There’s a positive air around the corridors of Simmons & Simmons following bumper financial results. Revenues shot up 12% to £437 million, while profit per equity partner neared the million mark, growing by 30% to £980,000. NQ salaries have also recently been increased to £100,000 (previously £88,000), and £68,000 in the firm’s Bristol office.
With trainee retention rates bouncing back from a difficult patch a few years ago, the junior end of the firm seems like a reasonably happy ship again. As one rookie explains: “Our cohort are a really tight, close-knit group of people. We got to know each other properly during the LPC as we were put into classes together and often had catch-ups through the Simmons bespoke Compass Training Module.”
At partner level the vibe is a bit more formal but similarly friendly. “The firm doesn’t like to be known as ‘nice’, but it really is,” one junior admits. Be warned though that even the most human of partners can lose their approachability when “under the cosh to get something done” and, as another insider reminds us, “there is still a hierarchy in place”.
The training on the whole remains very good but can vary from department to department, trainees tell us. One rookie reports: “We get excellent supervision and support from those in our team. The culture is collaborative and we’re encouraged to ask questions and learn from our mistakes.” Despite being just months into their TC, another junior reveals they have already “been exposed to a lot of client contact”.
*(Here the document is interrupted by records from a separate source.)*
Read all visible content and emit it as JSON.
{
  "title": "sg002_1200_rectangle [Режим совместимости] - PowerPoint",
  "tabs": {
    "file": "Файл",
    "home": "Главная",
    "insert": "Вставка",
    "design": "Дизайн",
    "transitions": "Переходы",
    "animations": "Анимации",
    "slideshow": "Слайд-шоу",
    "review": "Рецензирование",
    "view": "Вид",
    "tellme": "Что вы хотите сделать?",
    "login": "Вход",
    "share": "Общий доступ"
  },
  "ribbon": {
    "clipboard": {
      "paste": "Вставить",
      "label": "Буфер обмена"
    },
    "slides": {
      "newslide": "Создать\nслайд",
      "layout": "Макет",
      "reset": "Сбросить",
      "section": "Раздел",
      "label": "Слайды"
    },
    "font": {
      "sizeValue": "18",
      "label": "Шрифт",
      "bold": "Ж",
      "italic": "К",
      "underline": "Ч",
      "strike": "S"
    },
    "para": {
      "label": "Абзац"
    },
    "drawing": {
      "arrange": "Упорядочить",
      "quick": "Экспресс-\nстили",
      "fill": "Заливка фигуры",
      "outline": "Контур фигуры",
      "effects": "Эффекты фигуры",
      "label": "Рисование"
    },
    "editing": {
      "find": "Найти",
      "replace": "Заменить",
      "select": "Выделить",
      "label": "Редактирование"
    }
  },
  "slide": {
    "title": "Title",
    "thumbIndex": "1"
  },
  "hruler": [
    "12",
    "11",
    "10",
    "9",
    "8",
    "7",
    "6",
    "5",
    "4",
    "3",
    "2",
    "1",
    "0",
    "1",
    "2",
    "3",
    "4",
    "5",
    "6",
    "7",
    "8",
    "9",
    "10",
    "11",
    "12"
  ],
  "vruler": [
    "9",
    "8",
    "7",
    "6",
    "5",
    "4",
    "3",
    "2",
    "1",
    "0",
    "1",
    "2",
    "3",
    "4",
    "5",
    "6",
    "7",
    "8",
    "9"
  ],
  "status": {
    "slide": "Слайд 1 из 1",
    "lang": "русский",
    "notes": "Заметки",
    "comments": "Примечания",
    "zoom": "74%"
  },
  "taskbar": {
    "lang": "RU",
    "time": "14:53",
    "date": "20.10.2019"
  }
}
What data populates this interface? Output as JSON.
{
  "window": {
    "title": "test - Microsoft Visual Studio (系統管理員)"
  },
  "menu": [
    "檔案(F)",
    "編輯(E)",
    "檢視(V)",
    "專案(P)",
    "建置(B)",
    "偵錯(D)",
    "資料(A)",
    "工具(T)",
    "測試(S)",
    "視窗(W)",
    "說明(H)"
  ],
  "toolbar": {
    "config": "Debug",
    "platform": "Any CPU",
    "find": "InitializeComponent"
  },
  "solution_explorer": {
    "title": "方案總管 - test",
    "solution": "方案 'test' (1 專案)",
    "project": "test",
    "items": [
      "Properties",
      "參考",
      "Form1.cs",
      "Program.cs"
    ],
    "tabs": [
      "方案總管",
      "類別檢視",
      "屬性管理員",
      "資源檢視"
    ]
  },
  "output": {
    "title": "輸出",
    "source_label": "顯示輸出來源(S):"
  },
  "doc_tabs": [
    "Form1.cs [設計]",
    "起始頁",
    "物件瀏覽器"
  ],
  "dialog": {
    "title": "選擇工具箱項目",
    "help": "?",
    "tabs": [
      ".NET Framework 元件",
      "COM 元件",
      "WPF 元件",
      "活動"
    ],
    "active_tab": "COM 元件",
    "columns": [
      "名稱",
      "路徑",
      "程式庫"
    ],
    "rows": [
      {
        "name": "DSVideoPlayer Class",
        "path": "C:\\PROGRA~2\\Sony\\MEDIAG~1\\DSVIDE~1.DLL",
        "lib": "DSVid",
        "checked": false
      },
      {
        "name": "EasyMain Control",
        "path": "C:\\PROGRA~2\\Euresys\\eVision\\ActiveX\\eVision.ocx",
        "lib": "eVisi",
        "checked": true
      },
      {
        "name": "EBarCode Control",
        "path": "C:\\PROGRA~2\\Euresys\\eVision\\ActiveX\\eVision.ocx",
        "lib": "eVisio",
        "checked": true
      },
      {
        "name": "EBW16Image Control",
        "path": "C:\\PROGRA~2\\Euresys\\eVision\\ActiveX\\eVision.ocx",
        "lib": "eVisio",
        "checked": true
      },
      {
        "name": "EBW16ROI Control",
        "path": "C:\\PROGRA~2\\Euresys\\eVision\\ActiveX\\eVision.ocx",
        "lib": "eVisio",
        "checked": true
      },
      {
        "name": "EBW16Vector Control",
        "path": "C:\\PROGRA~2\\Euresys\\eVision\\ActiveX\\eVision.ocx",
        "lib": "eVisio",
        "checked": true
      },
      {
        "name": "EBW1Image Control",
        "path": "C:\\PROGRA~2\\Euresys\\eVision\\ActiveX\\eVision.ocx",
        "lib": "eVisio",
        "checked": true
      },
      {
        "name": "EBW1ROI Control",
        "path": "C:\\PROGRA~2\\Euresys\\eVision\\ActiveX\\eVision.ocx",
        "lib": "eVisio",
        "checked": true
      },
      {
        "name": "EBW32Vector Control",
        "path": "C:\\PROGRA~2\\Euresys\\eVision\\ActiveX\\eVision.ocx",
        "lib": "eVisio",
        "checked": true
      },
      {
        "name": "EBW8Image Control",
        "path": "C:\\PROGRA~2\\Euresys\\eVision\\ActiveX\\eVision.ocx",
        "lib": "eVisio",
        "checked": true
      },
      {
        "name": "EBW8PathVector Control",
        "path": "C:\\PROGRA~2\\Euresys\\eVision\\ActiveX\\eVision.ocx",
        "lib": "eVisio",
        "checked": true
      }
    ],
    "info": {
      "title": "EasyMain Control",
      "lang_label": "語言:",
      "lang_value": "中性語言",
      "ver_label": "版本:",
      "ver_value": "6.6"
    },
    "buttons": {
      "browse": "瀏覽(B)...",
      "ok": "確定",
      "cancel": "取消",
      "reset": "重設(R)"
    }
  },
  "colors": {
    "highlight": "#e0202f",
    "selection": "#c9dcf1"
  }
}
Another trainee shares their account: “A lot of admin work and the teams are so overworked that they have little time to provide guidance or share knowledge. Get a fair amount of drafting if you put yourself forward. Good client contact in some seats.”
There is “truly excellent work — just sometimes quite a lot of it!”. One trainee sums it up like this: “I find we are given a good amount of responsibility and I have, as a whole, been given stimulating work. Obviously there’s an occasional bundle but we have great paralegal support so there’s not too much of that.” But hours can vary considerably, according to insiders. “Being in a busy department means that there is always more work to be getting on with and this often means finishing off a day’s work after a break for dinner. Despite the busy week, everyone generally understands that weekends should be kept free from work if possible. My supervisor has also definitely helped me manage my workload so I don’t have to work on the weekend,” a Simmons spy tells us. “In two years, I’ve only had to work two weekends, which is pretty great compared to stories of other firms.”
Reports from the front line suggest an average day in a busy period is a nine til nine affair and in a quiet period is nine til seven, whilst others stress the importance of personal time management: “If you put in a shift Monday to Wednesday and don’t try to make evening plans, on Thursday you can probably leave at a reasonable time and on Friday I’ve even been told to leave as soon as it went past six.”
It appeared to be business as usual during lockdown, with one insider describing the transition from office life to home-working like this: “Everyone was well-informed and communication was at the forefront. There was an awful lot of importance placed towards mental wellbeing especially during the lockdown period. Everyone’s individual working capabilities (whether you have children to look after at home) were taken into account and we worked around it through flexible working hours.” Another told Legal Cheek that “the firm has a great set-up where they sent us external monitors, headsets and office chairs for working from home”. Enamoured with the remote working lifestyle, the firm has announced plans to introduce a hybrid working scheme in September 2021, allowing employees to work from home for two or three days a week.
There is some positivity when it comes to the firm’s perks. Gym subsidy, free cabs home and Deliveroo after 9pm have been well-received by the junior ranks. However, whispers suggest there have been “a lot of cutbacks” in recent years and there were apparently “minimal perks” whilst working from home.
International secondments are available in Dubai, Hong Kong, Paris and Dublin, while client secondment rates have remained stable over recent years, with around 15% of trainees getting to experience one. Recent destinations include Natwest, UBS and the firm’s recently acquired legal engineering start-up Wavelength. Although such acquisitions make for impressive reading, insiders confess that “partners are too scared to use it”.
Simmons’ HQ is located right in the heart of the action in Moorgate and a fancy refurb continues to impress. “The London office has some great parts (5th floor views, client reception)”, one insider tells us, while another praises the cool artwork adorning its walls which “creates a really nice feel”. Others, however, think the office “seems a bit dated” and, despite the refurbishment, “needs updating”. In Bristol, meanwhile, the firm relocated to the Aurora in 2019, which is rated highly by trainees and has a rooftop garden.